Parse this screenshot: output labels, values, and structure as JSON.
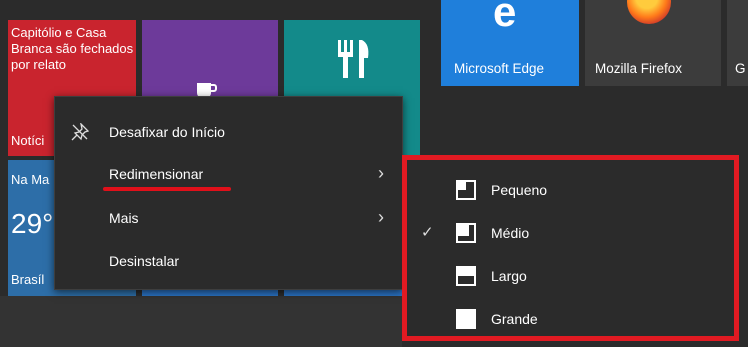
{
  "tiles": {
    "news": {
      "text": "Capitólio e Casa Branca são fechados por relato",
      "label": "Notíci"
    },
    "weather": {
      "city": "Na Ma",
      "temp": "29°",
      "country": "Brasíl"
    },
    "edge": {
      "label": "Microsoft Edge"
    },
    "firefox": {
      "label": "Mozilla Firefox"
    },
    "partial": {
      "label": "G"
    }
  },
  "context_menu": {
    "items": [
      {
        "label": "Desafixar do Início",
        "icon": "unpin-icon"
      },
      {
        "label": "Redimensionar",
        "has_submenu": true
      },
      {
        "label": "Mais",
        "has_submenu": true
      },
      {
        "label": "Desinstalar"
      }
    ]
  },
  "resize_submenu": {
    "items": [
      {
        "label": "Pequeno",
        "checked": false
      },
      {
        "label": "Médio",
        "checked": true
      },
      {
        "label": "Largo",
        "checked": false
      },
      {
        "label": "Grande",
        "checked": false
      }
    ]
  },
  "colors": {
    "highlight": "#e11a22",
    "menu_bg": "#2b2b2b"
  }
}
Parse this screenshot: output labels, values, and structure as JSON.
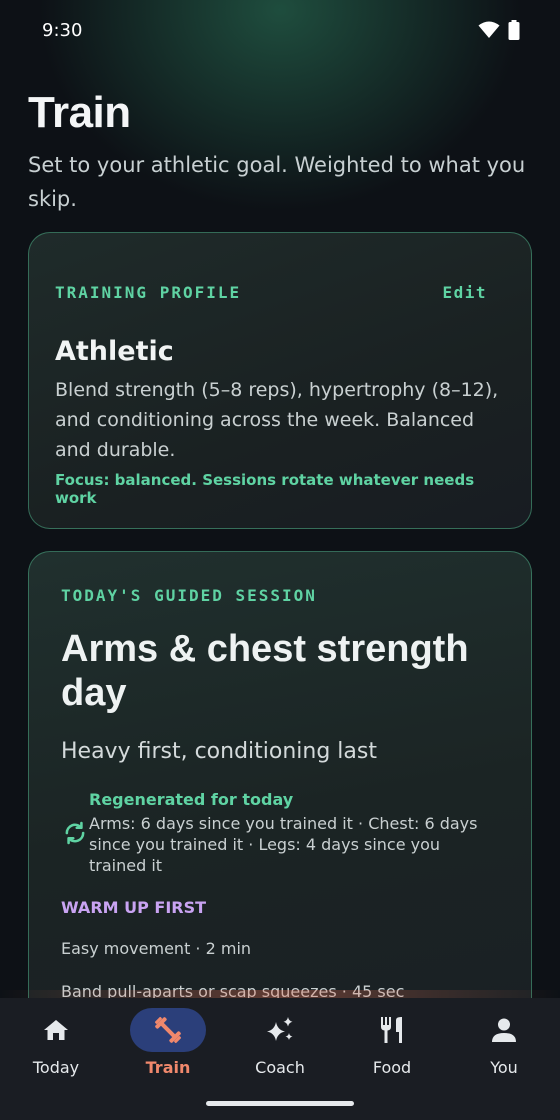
{
  "status_bar": {
    "time": "9:30"
  },
  "header": {
    "title": "Train",
    "subtitle": "Set to your athletic goal. Weighted to what you skip."
  },
  "profile_card": {
    "eyebrow": "TRAINING PROFILE",
    "edit_label": "Edit",
    "name": "Athletic",
    "description": "Blend strength (5–8 reps), hypertrophy (8–12), and conditioning across the week. Balanced and durable.",
    "focus": "Focus: balanced. Sessions rotate whatever needs work"
  },
  "session_card": {
    "eyebrow": "TODAY'S GUIDED SESSION",
    "title": "Arms & chest strength day",
    "subtitle": "Heavy first, conditioning last",
    "regen_title": "Regenerated for today",
    "regen_text": "Arms: 6 days since you trained it · Chest: 6 days since you trained it · Legs: 4 days since you trained it",
    "warmup_label": "WARM UP FIRST",
    "steps": [
      "Easy movement · 2 min",
      "Band pull-aparts or scap squeezes · 45 sec"
    ]
  },
  "bottom_nav": {
    "items": [
      {
        "label": "Today",
        "icon": "home-icon"
      },
      {
        "label": "Train",
        "icon": "dumbbell-icon"
      },
      {
        "label": "Coach",
        "icon": "sparkle-icon"
      },
      {
        "label": "Food",
        "icon": "utensils-icon"
      },
      {
        "label": "You",
        "icon": "person-icon"
      }
    ],
    "active": "Train"
  },
  "colors": {
    "accent": "#5fd3a3",
    "warmup": "#c9a3f2",
    "active_nav": "#f0886c",
    "active_pill": "#2b3f7a"
  }
}
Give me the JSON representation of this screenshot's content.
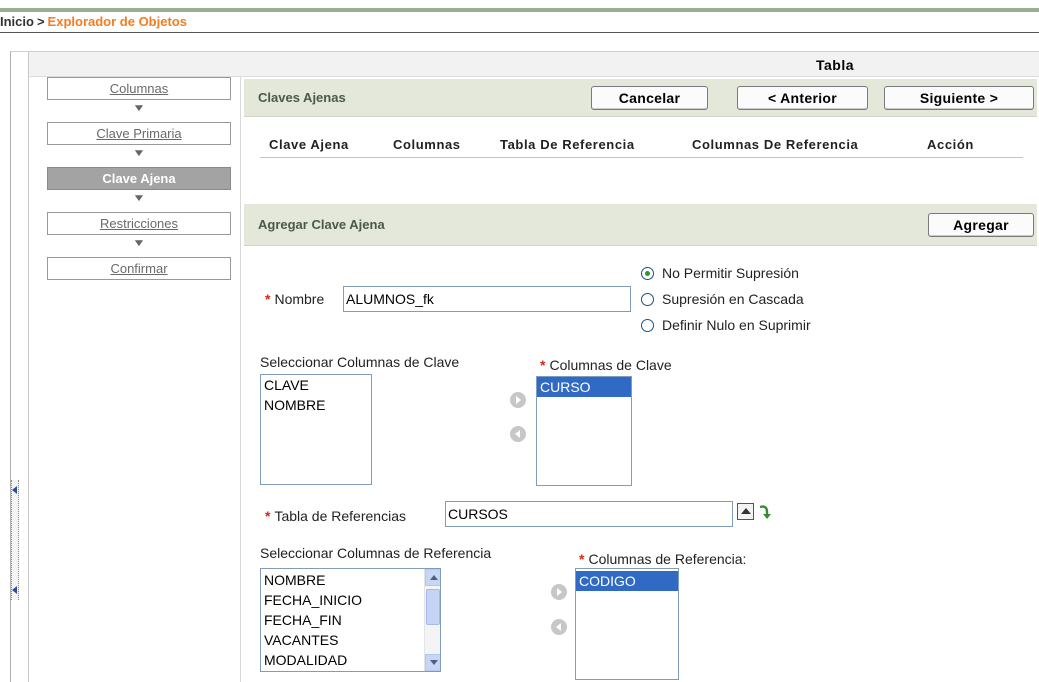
{
  "breadcrumb": {
    "home": "Inicio",
    "separator": ">",
    "current": "Explorador de Objetos"
  },
  "window": {
    "title": "Tabla"
  },
  "steps": [
    {
      "label": "Columnas",
      "state": "link"
    },
    {
      "label": "Clave Primaria",
      "state": "link"
    },
    {
      "label": "Clave Ajena",
      "state": "active"
    },
    {
      "label": "Restricciones",
      "state": "link"
    },
    {
      "label": "Confirmar",
      "state": "link"
    }
  ],
  "claves": {
    "title": "Claves Ajenas",
    "buttons": {
      "cancel": "Cancelar",
      "previous": "< Anterior",
      "next": "Siguiente >"
    },
    "columns": [
      "Clave Ajena",
      "Columnas",
      "Tabla De Referencia",
      "Columnas De Referencia",
      "Acción"
    ]
  },
  "agregar": {
    "title": "Agregar Clave Ajena",
    "add_button": "Agregar",
    "nombre": {
      "label": "Nombre",
      "value": "ALUMNOS_fk"
    },
    "delete_options": [
      {
        "label": "No Permitir Supresión",
        "checked": true
      },
      {
        "label": "Supresión en Cascada",
        "checked": false
      },
      {
        "label": "Definir Nulo en Suprimir",
        "checked": false
      }
    ],
    "select_key_columns": {
      "label": "Seleccionar Columnas de Clave",
      "options": [
        "CLAVE",
        "NOMBRE"
      ]
    },
    "key_columns": {
      "label": "Columnas de Clave",
      "options": [
        "CURSO"
      ]
    },
    "reference_table": {
      "label": "Tabla de Referencias",
      "value": "CURSOS"
    },
    "select_ref_columns": {
      "label": "Seleccionar Columnas de Referencia",
      "options": [
        "NOMBRE",
        "FECHA_INICIO",
        "FECHA_FIN",
        "VACANTES",
        "MODALIDAD"
      ]
    },
    "ref_columns": {
      "label": "Columnas de Referencia:",
      "options": [
        "CODIGO"
      ]
    }
  },
  "colors": {
    "accent": "#f47c20",
    "section_bg": "#e3e8da",
    "active_step": "#a3a3a3",
    "selection": "#316ac5",
    "required": "#d7261b"
  }
}
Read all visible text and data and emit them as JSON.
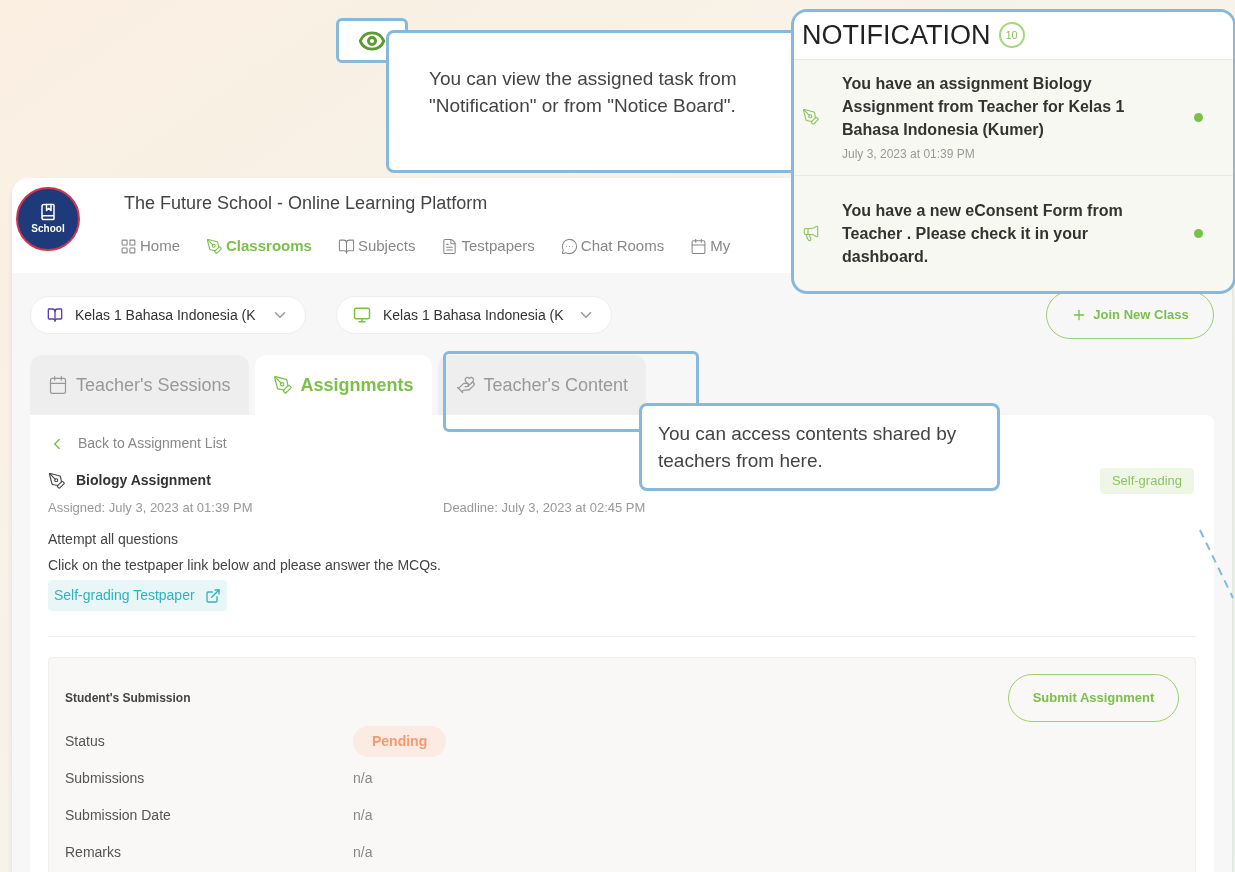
{
  "callouts": [
    {
      "text": "You can view the assigned task from \"Notification\" or from \"Notice Board\"."
    },
    {
      "text": "You can access contents shared by teachers from here."
    }
  ],
  "notification": {
    "title": "NOTIFICATION",
    "count": "10",
    "items": [
      {
        "kind": "assignment",
        "text": "You have an assignment Biology Assignment from Teacher for Kelas 1 Bahasa Indonesia (Kumer)",
        "time": "July 3, 2023 at 01:39 PM",
        "unread": true
      },
      {
        "kind": "announcement",
        "text": "You have a new eConsent Form from Teacher . Please check it in your dashboard.",
        "unread": true
      }
    ]
  },
  "app": {
    "title": "The Future School - Online Learning Platform",
    "logo_text": "School",
    "nav": [
      {
        "label": "Home",
        "selected": false
      },
      {
        "label": "Classrooms",
        "selected": true
      },
      {
        "label": "Subjects",
        "selected": false
      },
      {
        "label": "Testpapers",
        "selected": false
      },
      {
        "label": "Chat Rooms",
        "selected": false
      },
      {
        "label": "My",
        "selected": false
      }
    ],
    "selectors": [
      {
        "text": "Kelas 1 Bahasa Indonesia (K"
      },
      {
        "text": "Kelas 1 Bahasa Indonesia (K"
      }
    ],
    "join_button": "Join New Class",
    "tabs": [
      {
        "label": "Teacher's Sessions",
        "selected": false,
        "highlighted": false
      },
      {
        "label": "Assignments",
        "selected": true,
        "highlighted": false
      },
      {
        "label": "Teacher's Content",
        "selected": false,
        "highlighted": true
      }
    ],
    "back_link": "Back to Assignment List",
    "assignment": {
      "title": "Biology Assignment",
      "tag": "Self-grading",
      "assigned": "Assigned: July 3, 2023 at 01:39 PM",
      "deadline": "Deadline: July 3, 2023 at 02:45 PM",
      "lines": [
        "Attempt all questions",
        "Click on the testpaper link below and please answer the MCQs."
      ],
      "link": "Self-grading Testpaper"
    },
    "submission": {
      "title": "Student's Submission",
      "button": "Submit Assignment",
      "rows": [
        {
          "label": "Status",
          "value": "Pending",
          "kind": "pill"
        },
        {
          "label": "Submissions",
          "value": "n/a",
          "kind": "text"
        },
        {
          "label": "Submission Date",
          "value": "n/a",
          "kind": "text"
        },
        {
          "label": "Remarks",
          "value": "n/a",
          "kind": "text"
        }
      ]
    }
  }
}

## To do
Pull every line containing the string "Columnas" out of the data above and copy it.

## Written response
      "label": "Columnas",
      "Columnas",
      "Columnas De Referencia",
      "label": "Seleccionar Columnas de Clave",
      "label": "Columnas de Clave",
      "label": "Seleccionar Columnas de Referencia",
      "label": "Columnas de Referencia:",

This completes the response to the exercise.